Jessie Harris is a 25-year-old woman with a wholesome personality and contagious smile that conceals her obsession.
She likes to go fast. Very fast.
So fast, in fact, she climbs into a special dragster powered by a military jet engine that produces 6,000 pounds of thrust. Although it's the same jet engine used in the first F-117 stealth fighter prototype, and can take a two-passenger jet to 30,000 feet in one minute, Jessie's challenge is just to stay on the ground.
And that's only one part of the exhibition you'll see as the Donald Graham & Associates presents the Ohio Lottery/Norwalk Reflector Season Opener at Summit Racing Equipment Motorsports Park, formerly known as Norwalk Raceway Park.
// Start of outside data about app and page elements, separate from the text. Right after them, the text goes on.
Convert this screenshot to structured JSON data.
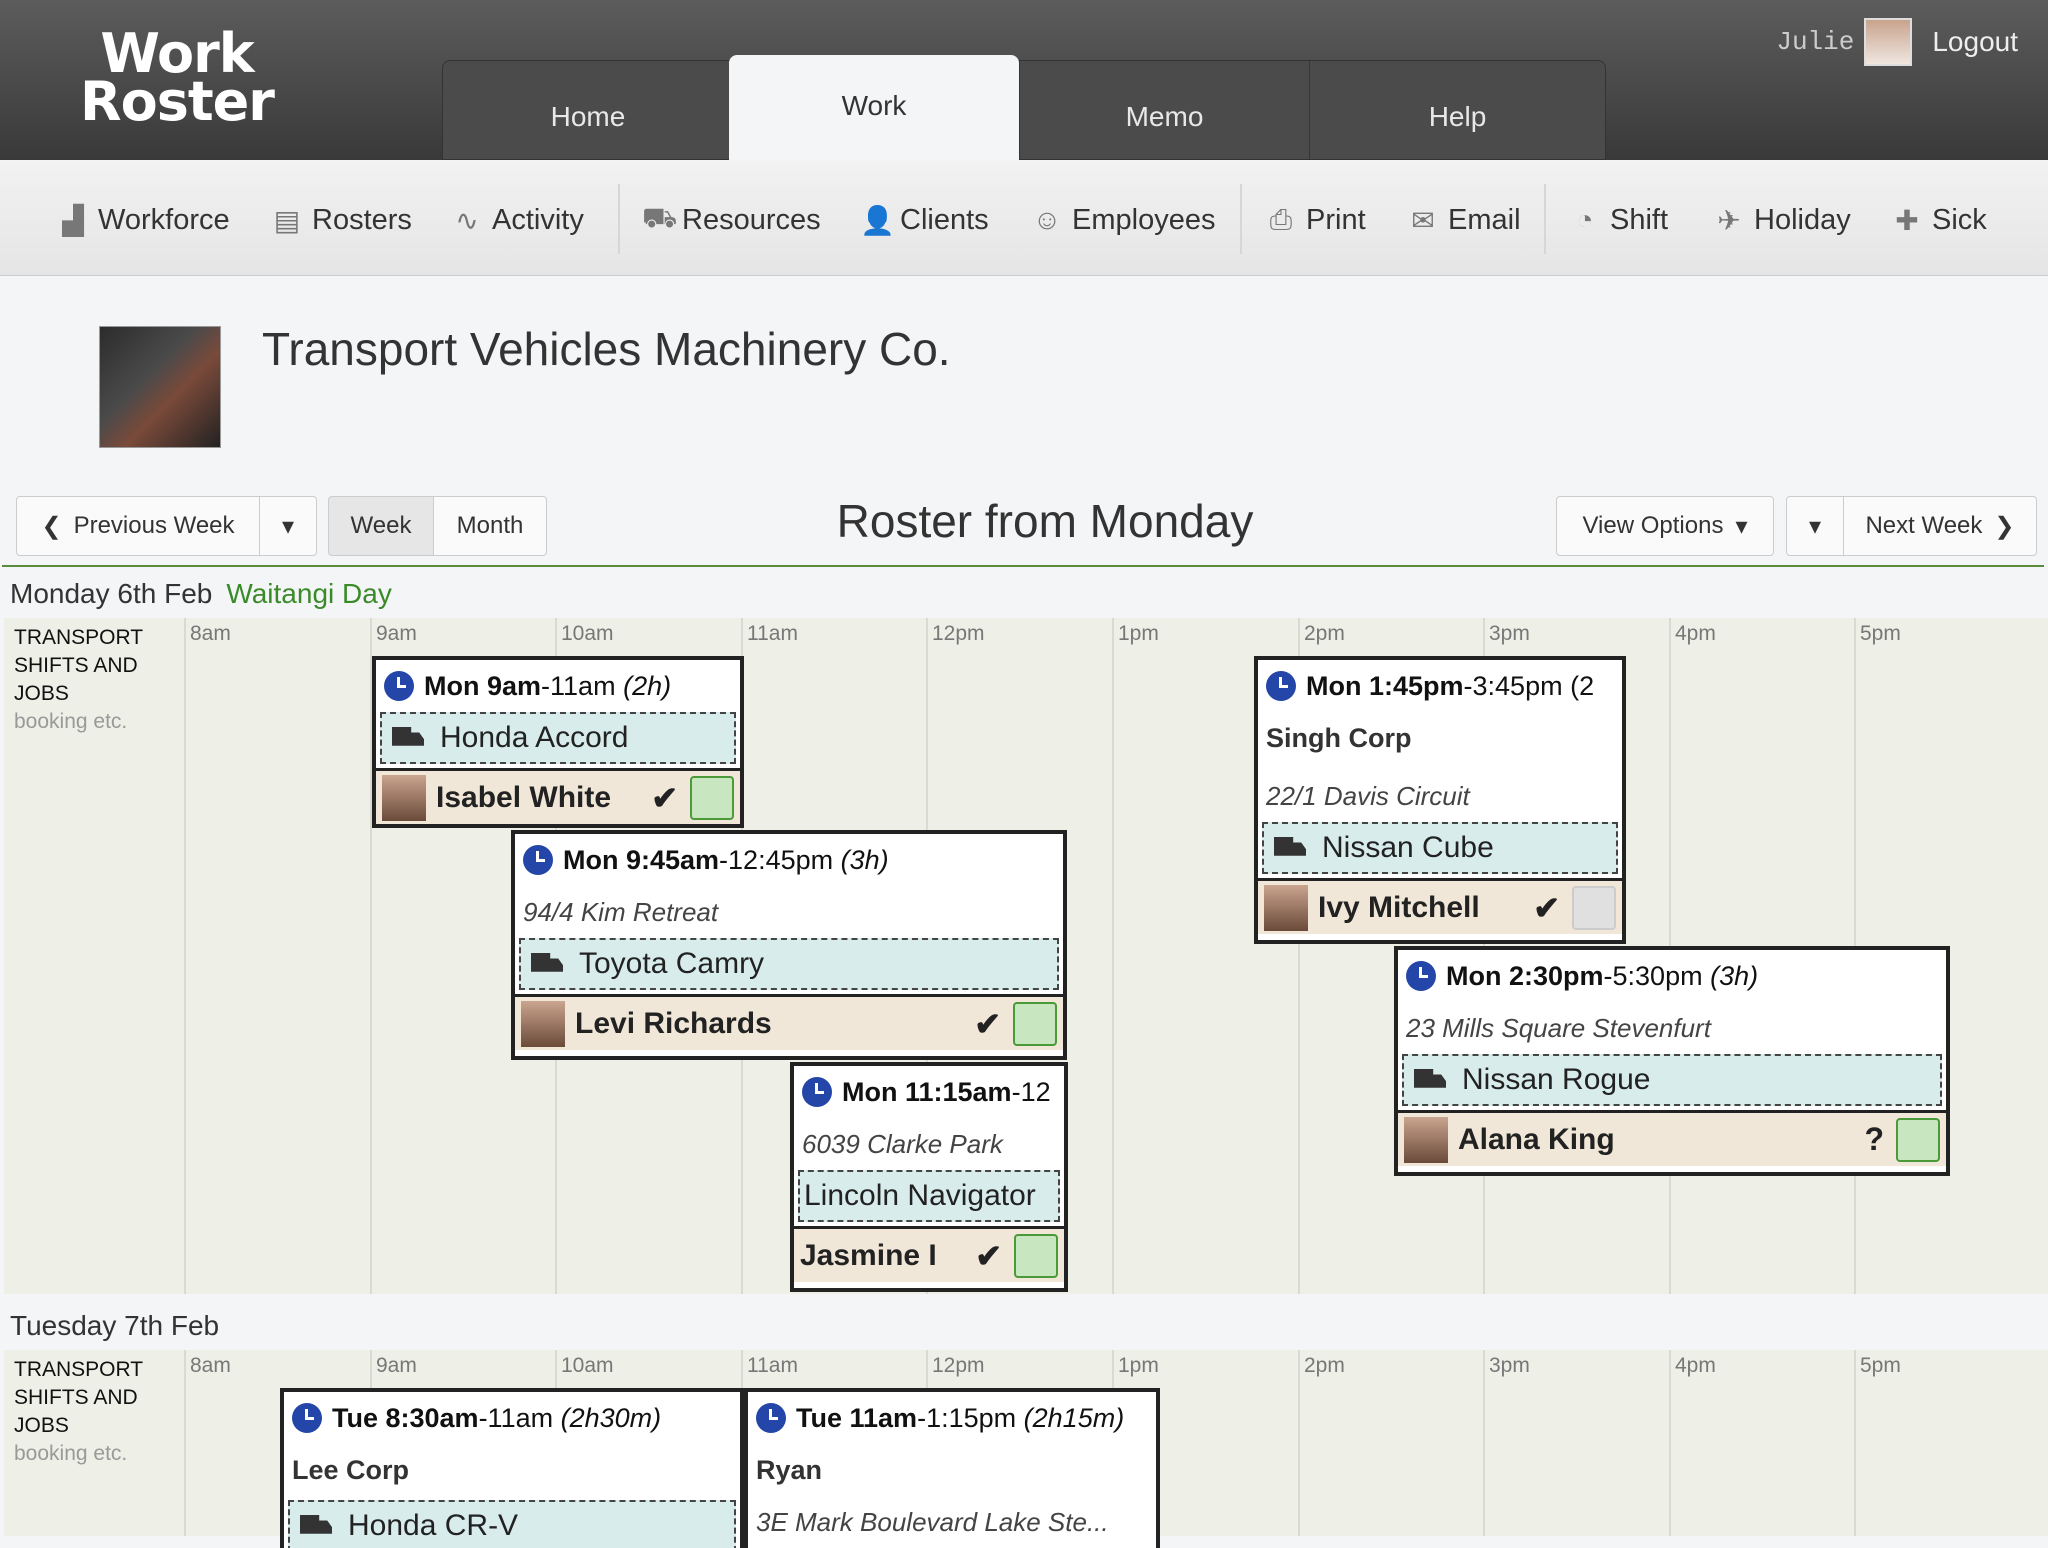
{
  "header": {
    "logo_line1": "Work",
    "logo_line2": "Roster",
    "tabs": [
      "Home",
      "Work",
      "Memo",
      "Help"
    ],
    "user_name": "Julie",
    "logout": "Logout"
  },
  "toolbar": {
    "items": [
      {
        "icon": "factory-icon",
        "glyph": "▟",
        "label": "Workforce"
      },
      {
        "icon": "clipboard-icon",
        "glyph": "▤",
        "label": "Rosters"
      },
      {
        "icon": "activity-icon",
        "glyph": "∿",
        "label": "Activity"
      },
      {
        "icon": "truck-icon",
        "glyph": "⛟",
        "label": "Resources"
      },
      {
        "icon": "clients-icon",
        "glyph": "👤",
        "label": "Clients"
      },
      {
        "icon": "employees-icon",
        "glyph": "☺",
        "label": "Employees"
      },
      {
        "icon": "print-icon",
        "glyph": "⎙",
        "label": "Print"
      },
      {
        "icon": "email-icon",
        "glyph": "✉",
        "label": "Email"
      },
      {
        "icon": "clock-icon",
        "glyph": "◔",
        "label": "Shift"
      },
      {
        "icon": "plane-icon",
        "glyph": "✈",
        "label": "Holiday"
      },
      {
        "icon": "medical-icon",
        "glyph": "✚",
        "label": "Sick"
      }
    ]
  },
  "company": {
    "name": "Transport Vehicles Machinery Co."
  },
  "nav": {
    "prev": "Previous Week",
    "week": "Week",
    "month": "Month",
    "title": "Roster from Monday",
    "view_options": "View Options",
    "next": "Next Week"
  },
  "grid": {
    "label_line1": "TRANSPORT",
    "label_line2": "SHIFTS AND",
    "label_line3": "JOBS",
    "label_sub": "booking etc.",
    "hours": [
      "8am",
      "9am",
      "10am",
      "11am",
      "12pm",
      "1pm",
      "2pm",
      "3pm",
      "4pm",
      "5pm"
    ]
  },
  "days": [
    {
      "title": "Monday 6th Feb",
      "holiday": "Waitangi Day",
      "shifts": [
        {
          "start": "Mon 9am",
          "end": "-11am",
          "dur": "(2h)",
          "client": "",
          "address": "",
          "vehicle": "Honda Accord",
          "employee": "Isabel White",
          "mark": "✔",
          "box": "green"
        },
        {
          "start": "Mon 9:45am",
          "end": "-12:45pm",
          "dur": "(3h)",
          "client": "",
          "address": "94/4 Kim Retreat",
          "vehicle": "Toyota Camry",
          "employee": "Levi Richards",
          "mark": "✔",
          "box": "green"
        },
        {
          "start": "Mon 11:15am",
          "end": "-12",
          "dur": "",
          "client": "",
          "address": "6039 Clarke Park",
          "vehicle": "Lincoln Navigator",
          "employee": "Jasmine I",
          "mark": "✔",
          "box": "green"
        },
        {
          "start": "Mon 1:45pm",
          "end": "-3:45pm",
          "dur": "(2",
          "client": "Singh Corp",
          "address": "22/1 Davis Circuit",
          "vehicle": "Nissan Cube",
          "employee": "Ivy Mitchell",
          "mark": "✔",
          "box": "grey"
        },
        {
          "start": "Mon 2:30pm",
          "end": "-5:30pm",
          "dur": "(3h)",
          "client": "",
          "address": "23 Mills Square Stevenfurt",
          "vehicle": "Nissan Rogue",
          "employee": "Alana King",
          "mark": "?",
          "box": "green"
        }
      ]
    },
    {
      "title": "Tuesday 7th Feb",
      "holiday": "",
      "shifts": [
        {
          "start": "Tue 8:30am",
          "end": "-11am",
          "dur": "(2h30m)",
          "client": "Lee Corp",
          "address": "",
          "vehicle": "Honda CR-V",
          "employee": "",
          "mark": "",
          "box": ""
        },
        {
          "start": "Tue 11am",
          "end": "-1:15pm",
          "dur": "(2h15m)",
          "client": "Ryan",
          "address": "3E Mark Boulevard Lake Ste...",
          "vehicle": "",
          "employee": "",
          "mark": "",
          "box": ""
        }
      ]
    }
  ]
}
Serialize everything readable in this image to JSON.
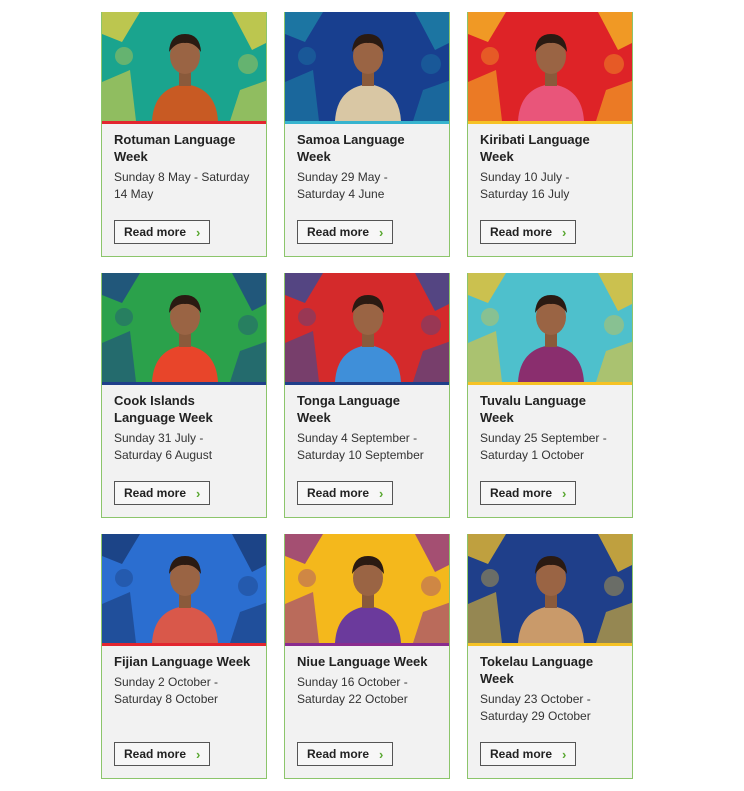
{
  "read_more_label": "Read more",
  "chevron": "›",
  "cards": [
    {
      "title": "Rotuman Language Week",
      "dates": "Sunday 8 May - Saturday 14 May",
      "bg": "#1aa48e",
      "accent": "#e3262f",
      "pattern": "#f3d23a",
      "shirt": "#c85a23",
      "icon": "person-photo"
    },
    {
      "title": "Samoa Language Week",
      "dates": "Sunday 29 May - Saturday 4 June",
      "bg": "#183f8f",
      "accent": "#37b4cf",
      "pattern": "#1d88a8",
      "shirt": "#d9c7a4",
      "icon": "person-photo"
    },
    {
      "title": "Kiribati Language Week",
      "dates": "Sunday 10 July - Saturday 16 July",
      "bg": "#de2327",
      "accent": "#f6c225",
      "pattern": "#f6c225",
      "shirt": "#e9557a",
      "icon": "person-photo"
    },
    {
      "title": "Cook Islands Language Week",
      "dates": "Sunday 31 July - Saturday 6 August",
      "bg": "#2ba14b",
      "accent": "#1f3f8a",
      "pattern": "#1f3f8a",
      "shirt": "#e8452a",
      "icon": "person-photo"
    },
    {
      "title": "Tonga Language Week",
      "dates": "Sunday 4 September - Saturday 10 September",
      "bg": "#d42a2b",
      "accent": "#1f3f8a",
      "pattern": "#2a4fa0",
      "shirt": "#3f8fd9",
      "icon": "person-photo"
    },
    {
      "title": "Tuvalu Language Week",
      "dates": "Sunday 25 September - Saturday 1 October",
      "bg": "#4ec0cc",
      "accent": "#f6c225",
      "pattern": "#f6c225",
      "shirt": "#8a2e6e",
      "icon": "person-photo"
    },
    {
      "title": "Fijian Language Week",
      "dates": "Sunday 2 October - Saturday 8 October",
      "bg": "#2b6ed0",
      "accent": "#e3262f",
      "pattern": "#18376f",
      "shirt": "#d9584a",
      "icon": "person-photo"
    },
    {
      "title": "Niue Language Week",
      "dates": "Sunday 16 October - Saturday 22 October",
      "bg": "#f4b81c",
      "accent": "#8a2c8f",
      "pattern": "#8a2c8f",
      "shirt": "#6b3a9c",
      "icon": "person-photo"
    },
    {
      "title": "Tokelau Language Week",
      "dates": "Sunday 23 October - Saturday 29 October",
      "bg": "#1f3f8a",
      "accent": "#f6c225",
      "pattern": "#f6c225",
      "shirt": "#c99a6a",
      "icon": "person-photo"
    }
  ]
}
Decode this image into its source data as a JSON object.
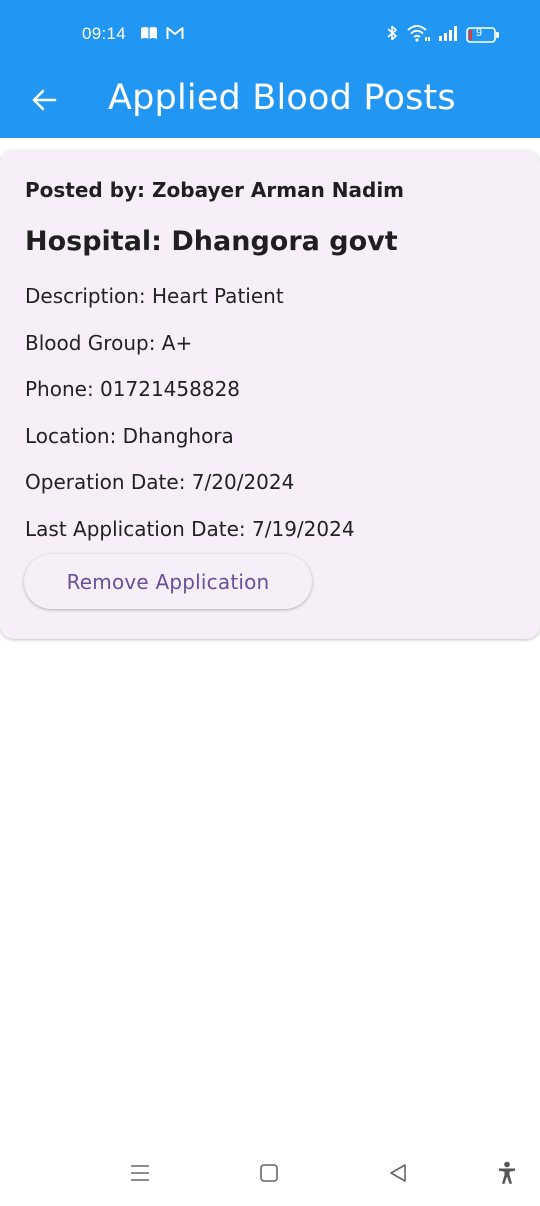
{
  "status_bar": {
    "time": "09:14",
    "battery_level": "9",
    "left_icons": [
      "book-icon",
      "gmail-icon"
    ],
    "right_icons": [
      "bluetooth-icon",
      "wifi-icon",
      "signal-icon",
      "battery-icon"
    ]
  },
  "app_bar": {
    "title": "Applied Blood Posts",
    "back_icon": "arrow-left-icon",
    "background": "#2196F3"
  },
  "post": {
    "posted_by": "Posted by: Zobayer Arman Nadim",
    "hospital": "Hospital: Dhangora govt",
    "description": "Description: Heart Patient",
    "blood_group": "Blood Group: A+",
    "phone": "Phone: 01721458828",
    "location": "Location: Dhanghora",
    "operation_date": "Operation Date: 7/20/2024",
    "last_application_date": "Last Application Date: 7/19/2024",
    "remove_button_label": "Remove Application",
    "card_color": "#f6eff8",
    "button_text_color": "#6a4f9a"
  },
  "nav_bar": {
    "items": [
      "recents-icon",
      "home-icon",
      "back-triangle-icon",
      "accessibility-icon"
    ]
  }
}
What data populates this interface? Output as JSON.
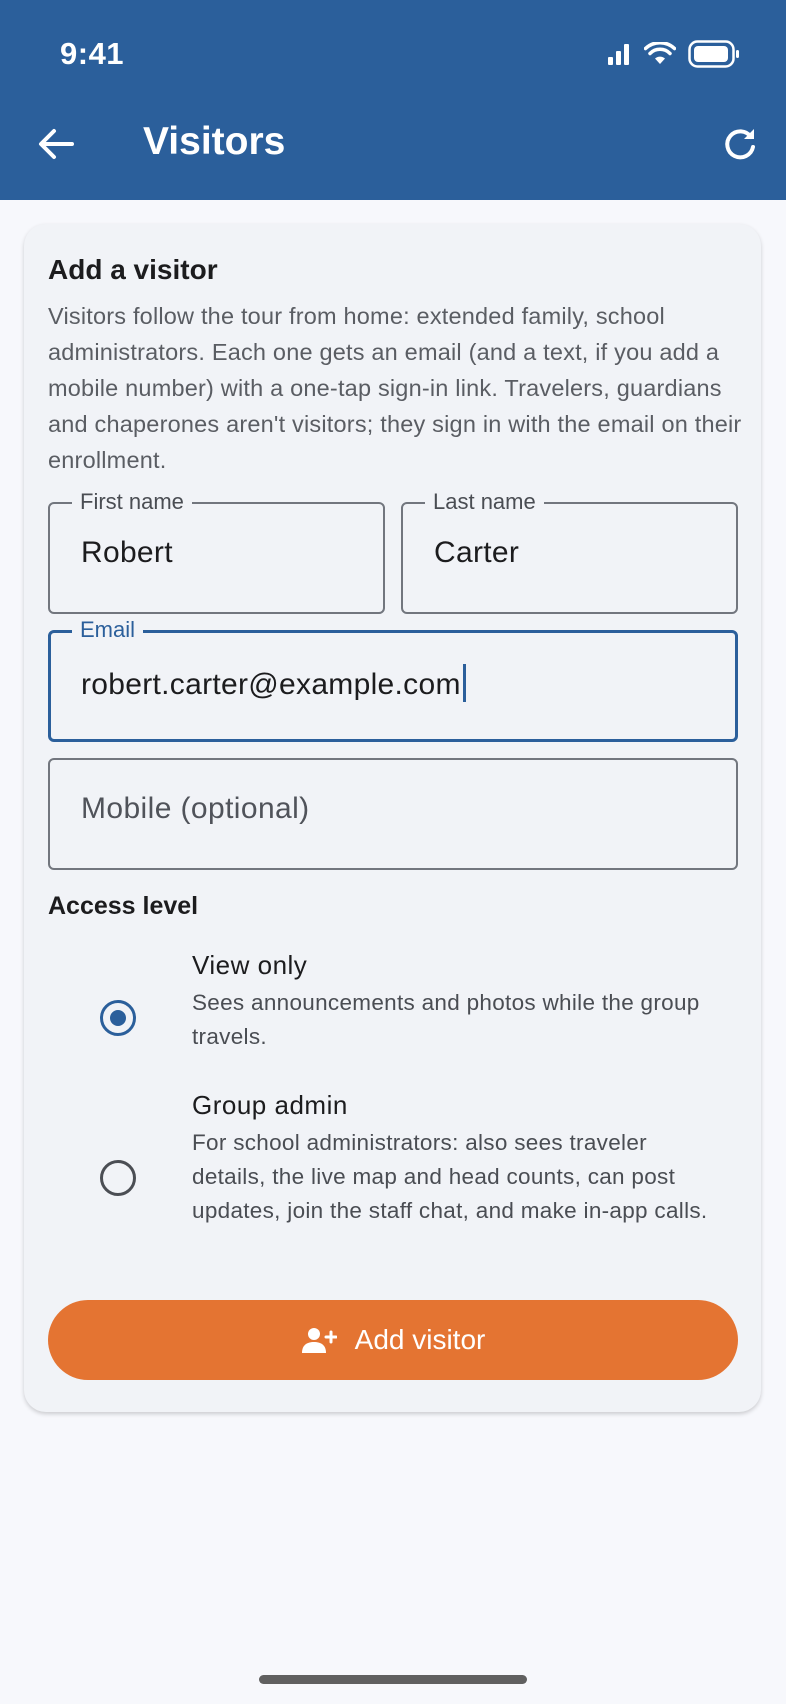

The Opener is 7 p.m. Saturday and along with racing action, fans will see a new name on the facility and the results of a $6 million expansion project.
Coupons for free tickets will be available in the Thursday and Friday editions of the Norwalk Reflector.
"These plans are a continuation of our mission to provide a top-notch track for fans and racers," said Bill Bader Jr., president of Summit Motorsports Park "As the only motorsports stadium in Ohio, we're committed to providing race fans with the best professional and sportsman drag racing show in the world."
A special ribbon-cutting ceremony is planned at 7 p.m. to officially open the season.
Harris returns to Summit Motorsports Park for the opener to defend her perfect record. She won her debut race in May, 2003 at then-named Norwalk Raceway Park, becoming the IHRA World Champion at the tender age of 20. She has since set numerous records for low elapsed time and for top speed while making her mark as the nation's most winning jet dragster driver in the predominantly male sport.
"Without question, I have always been competitive and athletic, and I'm driven to be the best at what I do," an enthusiastic Harris said.
When Harris pulls up to the starting line and ignites the jet engine mounted behind her "Queen of Diamonds" dragster, it propels her from a standing start to more than 300 mph in less time than most people take to connect and adjust their seat belt.
In Saturday's event, Harris will be defending her title against the European Jet Car Champion Lou Pereira.
Other attractions are planned:
More jets: Making a return to Summit Motorsports Park is a familiar name: Bob Motz.
Motz also straps on a jet engine, although in his case it's on the back of a Kenworth semi truck complete with sleeper cab. Motz doesn't have time for napping, though, as his truck reaches 230 mph in mere seconds in fact if he was hauling a load to New York City behind his Kenworth it would only take him about two hours unless he stopped for lunch along the way.
The secret to Motz' speed, despite his truck having the aerodynamics of a giant brick, is in using the same jet engine that powered an Air Force F-104 Starfighter to a speed record of more than 1,400 mph. His truck boasts nearly 18,000 pounds of thrust.
Motz is well-known to local racing fans and has the habit of occasionally burning down the giant backwall at Summit Motorsports Park.
Generations reunited: A special ribbon cutting ceremony is planned with the surviving family members of the first pair of race car drivers to ever run down the racetrack back in 1963 at what was then called Norwalk Dragway.
Back then, Jim Edwards, Sr. and Neil Archambeau, both childhood friends, were the first two drivers to ever race in side-by-side eliminations. Edward's son, Jim Edwards, Jr., and Archambeau's son, Mark, keep the tradition of racing alive and both are still drag racing.
As part of the special opening ceremony, both sons will race side-by-side in the first official competition at the newly-named Summit Motorsports Park.
According to the younger Edwards, "My dad and Mark's dad, Neil, grew up together on the east side of Lorain. When they got a little older, they worked on cars and would go to the race tracks together. Mark's parents met at my parents' wedding. Neil was a groomsman and met my mom's sister Virginia who was the maid of honor," and were later married.
"Tradition is incredibly important to us," Bader said. "When these two head down the track Saturday night, it lets us remember where we came from, and also passes the torch to our future as Summit Motorsports Park."
Other attractions include a wheelstanding school bus.
Admission is $15 for an adult and $7 for children 6 to 12 years old. Children under 6 are admitted free. Special seating in "Club Norwalk" is $25. Gates open at 9 a.m., with time trials beginning at 10.